Dataset rows for apps and sites

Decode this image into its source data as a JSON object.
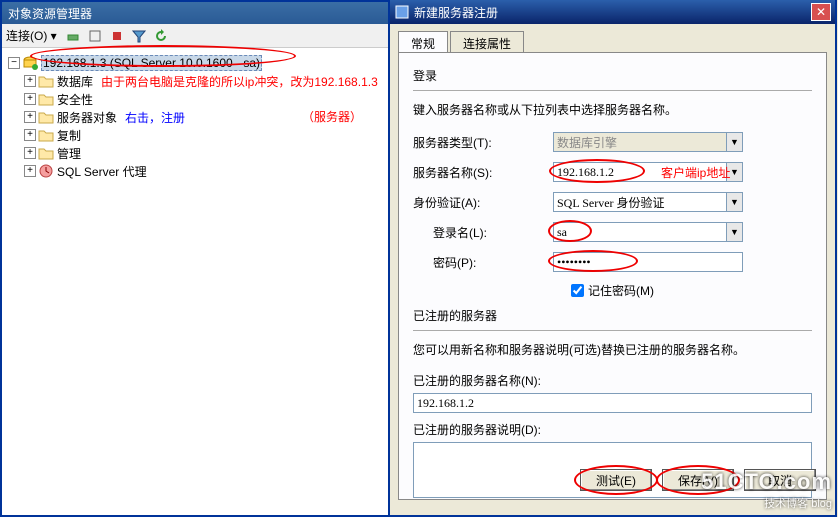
{
  "mgr": {
    "title": "对象资源管理器",
    "toolbar_label": "连接(O) ▾",
    "root": "192.168.1.3 (SQL Server 10.0.1600 - sa)",
    "nodes": [
      {
        "label": "数据库"
      },
      {
        "label": "安全性"
      },
      {
        "label": "服务器对象"
      },
      {
        "label": "复制"
      },
      {
        "label": "管理"
      },
      {
        "label": "SQL Server 代理"
      }
    ],
    "anno_red1": "由于两台电脑是克隆的所以ip冲突，改为192.168.1.3",
    "anno_blue": "右击，注册",
    "anno_red2": "（服务器）"
  },
  "dlg": {
    "title": "新建服务器注册",
    "tabs": {
      "t1": "常规",
      "t2": "连接属性"
    },
    "section_login": "登录",
    "desc": "键入服务器名称或从下拉列表中选择服务器名称。",
    "lbl_server_type": "服务器类型(T):",
    "val_server_type": "数据库引擎",
    "lbl_server_name": "服务器名称(S):",
    "val_server_name": "192.168.1.2",
    "anno_client_ip": "客户端ip地址",
    "lbl_auth": "身份验证(A):",
    "val_auth": "SQL Server 身份验证",
    "lbl_login": "登录名(L):",
    "val_login": "sa",
    "lbl_pwd": "密码(P):",
    "val_pwd": "********",
    "chk_remember": "记住密码(M)",
    "section_reg": "已注册的服务器",
    "reg_desc": "您可以用新名称和服务器说明(可选)替换已注册的服务器名称。",
    "lbl_reg_name": "已注册的服务器名称(N):",
    "val_reg_name": "192.168.1.2",
    "lbl_reg_desc": "已注册的服务器说明(D):",
    "btn_test": "测试(E)",
    "btn_save": "保存(V)",
    "btn_cancel": "取消"
  },
  "watermark": {
    "line1": "51CTO.com",
    "line2": "技术博客  blog"
  }
}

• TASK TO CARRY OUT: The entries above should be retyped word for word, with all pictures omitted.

• COMPLETED EXERCISE:
Decode this image into its source data as a JSON object.
{
  "mgr": {
    "title": "对象资源管理器",
    "toolbar_label": "连接(O) ▾",
    "root": "192.168.1.3 (SQL Server 10.0.1600 - sa)",
    "nodes": [
      {
        "label": "数据库"
      },
      {
        "label": "安全性"
      },
      {
        "label": "服务器对象"
      },
      {
        "label": "复制"
      },
      {
        "label": "管理"
      },
      {
        "label": "SQL Server 代理"
      }
    ],
    "anno_red1": "由于两台电脑是克隆的所以ip冲突，改为192.168.1.3",
    "anno_blue": "右击，注册",
    "anno_red2": "（服务器）"
  },
  "dlg": {
    "title": "新建服务器注册",
    "tabs": {
      "t1": "常规",
      "t2": "连接属性"
    },
    "section_login": "登录",
    "desc": "键入服务器名称或从下拉列表中选择服务器名称。",
    "lbl_server_type": "服务器类型(T):",
    "val_server_type": "数据库引擎",
    "lbl_server_name": "服务器名称(S):",
    "val_server_name": "192.168.1.2",
    "anno_client_ip": "客户端ip地址",
    "lbl_auth": "身份验证(A):",
    "val_auth": "SQL Server 身份验证",
    "lbl_login": "登录名(L):",
    "val_login": "sa",
    "lbl_pwd": "密码(P):",
    "val_pwd": "********",
    "chk_remember": "记住密码(M)",
    "section_reg": "已注册的服务器",
    "reg_desc": "您可以用新名称和服务器说明(可选)替换已注册的服务器名称。",
    "lbl_reg_name": "已注册的服务器名称(N):",
    "val_reg_name": "192.168.1.2",
    "lbl_reg_desc": "已注册的服务器说明(D):",
    "btn_test": "测试(E)",
    "btn_save": "保存(V)",
    "btn_cancel": "取消"
  },
  "watermark": {
    "line1": "51CTO.com",
    "line2": "技术博客  blog"
  }
}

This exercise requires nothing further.